Nation’s first elected black governor feted at gala
Joey Matthews | 12/12/2014, 5:55 a.m.
The church burnings stopped after that, Mr. Gilmore said.
Mr. Robb noted the diverse array of politicians assembled to honor Mr. Wilder.
“It’s nice to be with you when it’s not a funeral,” he said, drawing laughter from the audience.
He recalled the jubilant reaction he and other Wilder supporters had on Election Night in November 1989 when Mr. Wilder was declared the winner of the gubernatorial contest over Republican Marshall Coleman by a razor-thin margin: It was “the most emotional political moment of our lives.”
Rep. Scott, who holds the distinction as the first African-American Congressman elected in Virginia since 1890, recalled rallying support from skeptical Democrats in the General Assembly for Mr. Wilder’s first run for statewide office.

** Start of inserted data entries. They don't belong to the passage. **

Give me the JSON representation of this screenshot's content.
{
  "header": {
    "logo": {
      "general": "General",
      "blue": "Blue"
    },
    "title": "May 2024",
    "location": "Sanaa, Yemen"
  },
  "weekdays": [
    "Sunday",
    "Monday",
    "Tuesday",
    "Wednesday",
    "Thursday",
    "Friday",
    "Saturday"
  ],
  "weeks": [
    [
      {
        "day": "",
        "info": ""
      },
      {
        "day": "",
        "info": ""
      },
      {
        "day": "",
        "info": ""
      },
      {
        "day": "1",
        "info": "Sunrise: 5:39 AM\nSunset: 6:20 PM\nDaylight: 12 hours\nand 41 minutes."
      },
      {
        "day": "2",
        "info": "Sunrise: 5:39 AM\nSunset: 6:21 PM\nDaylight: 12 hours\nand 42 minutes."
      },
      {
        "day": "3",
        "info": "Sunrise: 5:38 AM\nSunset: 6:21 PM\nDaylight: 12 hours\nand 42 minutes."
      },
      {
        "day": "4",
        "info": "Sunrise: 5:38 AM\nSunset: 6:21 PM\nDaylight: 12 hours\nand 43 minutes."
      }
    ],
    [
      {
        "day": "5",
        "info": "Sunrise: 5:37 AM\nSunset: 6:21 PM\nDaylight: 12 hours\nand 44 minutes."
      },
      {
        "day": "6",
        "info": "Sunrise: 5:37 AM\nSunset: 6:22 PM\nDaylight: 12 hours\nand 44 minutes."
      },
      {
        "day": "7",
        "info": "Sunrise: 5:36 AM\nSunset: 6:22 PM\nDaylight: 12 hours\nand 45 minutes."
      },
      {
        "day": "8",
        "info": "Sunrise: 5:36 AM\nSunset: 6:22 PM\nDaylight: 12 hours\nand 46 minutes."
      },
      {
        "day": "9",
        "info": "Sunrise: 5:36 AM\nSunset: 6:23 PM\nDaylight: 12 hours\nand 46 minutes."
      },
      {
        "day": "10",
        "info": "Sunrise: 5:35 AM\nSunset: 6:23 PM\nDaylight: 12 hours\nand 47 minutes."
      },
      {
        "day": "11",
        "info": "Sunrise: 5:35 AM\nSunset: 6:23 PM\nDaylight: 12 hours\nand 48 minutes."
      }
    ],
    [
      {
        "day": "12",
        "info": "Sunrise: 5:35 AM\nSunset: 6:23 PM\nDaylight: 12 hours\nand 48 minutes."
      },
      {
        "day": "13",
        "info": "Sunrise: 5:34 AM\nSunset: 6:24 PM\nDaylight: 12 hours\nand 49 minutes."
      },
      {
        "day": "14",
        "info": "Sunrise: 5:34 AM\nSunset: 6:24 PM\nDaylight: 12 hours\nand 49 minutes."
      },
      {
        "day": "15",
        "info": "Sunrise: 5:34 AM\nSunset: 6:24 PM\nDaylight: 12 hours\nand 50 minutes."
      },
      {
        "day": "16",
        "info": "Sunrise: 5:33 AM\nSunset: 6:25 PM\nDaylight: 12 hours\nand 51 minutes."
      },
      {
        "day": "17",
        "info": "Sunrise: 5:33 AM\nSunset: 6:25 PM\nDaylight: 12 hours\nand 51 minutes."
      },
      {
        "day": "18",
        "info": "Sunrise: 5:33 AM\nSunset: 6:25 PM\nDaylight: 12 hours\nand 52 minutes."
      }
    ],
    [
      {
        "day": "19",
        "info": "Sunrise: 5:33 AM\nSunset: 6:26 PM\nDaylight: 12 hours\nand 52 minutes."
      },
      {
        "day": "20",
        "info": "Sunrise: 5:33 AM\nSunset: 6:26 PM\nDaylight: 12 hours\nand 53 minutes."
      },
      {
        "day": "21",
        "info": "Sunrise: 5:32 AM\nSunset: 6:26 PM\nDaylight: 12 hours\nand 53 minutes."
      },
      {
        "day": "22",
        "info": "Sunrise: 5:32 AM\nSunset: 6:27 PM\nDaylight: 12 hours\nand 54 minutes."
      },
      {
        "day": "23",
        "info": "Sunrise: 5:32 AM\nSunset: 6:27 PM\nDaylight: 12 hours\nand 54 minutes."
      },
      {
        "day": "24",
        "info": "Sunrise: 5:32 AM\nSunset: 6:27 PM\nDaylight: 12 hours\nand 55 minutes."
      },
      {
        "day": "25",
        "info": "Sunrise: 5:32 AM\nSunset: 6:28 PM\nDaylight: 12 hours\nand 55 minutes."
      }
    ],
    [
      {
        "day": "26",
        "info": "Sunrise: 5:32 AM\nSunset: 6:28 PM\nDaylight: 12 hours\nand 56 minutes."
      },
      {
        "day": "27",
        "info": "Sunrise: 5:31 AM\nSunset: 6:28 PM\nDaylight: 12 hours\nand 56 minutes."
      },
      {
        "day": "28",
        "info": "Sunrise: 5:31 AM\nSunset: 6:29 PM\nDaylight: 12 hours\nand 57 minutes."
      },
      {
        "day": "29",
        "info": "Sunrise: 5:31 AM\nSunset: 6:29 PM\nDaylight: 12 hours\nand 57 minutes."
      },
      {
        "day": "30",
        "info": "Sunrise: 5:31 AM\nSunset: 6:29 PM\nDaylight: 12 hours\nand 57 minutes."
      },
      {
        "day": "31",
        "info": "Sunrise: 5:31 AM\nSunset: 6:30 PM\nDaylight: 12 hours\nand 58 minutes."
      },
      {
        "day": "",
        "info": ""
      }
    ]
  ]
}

That was in 1985 when Mr. Wilder ran for lieutenant governor, becoming the first African-American to win statewide election in Virginia.
“I told them Doug was clearly the most qualified and we have to support him,” Rep. Scott said.
He praised Mr. Wilder for “making Virginia proud.”
Judge Roger L. Gregory of the 4th U.S. Circuit Court of Appeals introduced Mr. Wilder, his former law partner, to make closing remarks.
Judge Gregory said Mr. Wilder’s “real secret is he loved the people” he served.
He called him “a lawyer for the common man.”
In his remarks, Mr. Wilder downplayed his individual accomplishment in being elected the first African-American governor.
He called it “a tribute” to the people of Virginia “who were still showing that they could lead the way.”
Mr. Wilder lamented that, since his election, only one other African-American, Deval Patrick of Massachusetts, has won a governor’s race. Gov. Patrick was elected in 2006 and was re-elected to a second term in 2010.
“I have often said that being first is not good enough,” Mr. Wilder said. “Until there is a second, the first could be considered aberrational or accidental.”
He recalled traveling more than 3,500 miles visiting every county in the state, along with 300 towns and cities, during his campaign for lieutenant governor. He ventured into areas of the state that many people felt would be unfriendly to him.
“Not a single person during any campaign of mine, and specifically my campaigns for lieutenant governor and governor, ever refused to shake my hand. And never was I subjected to racial epithets or haranguing,” Mr. Wilder said.
Mr. Wilder bemoaned the current lack of bipartisanship among politicians and called for a return to “government of the people, by the people, for the people.”
“I would hope that we seize the moment and re-dedicate ourselves to those principles and demonstrate them by deed as well as word,” he added.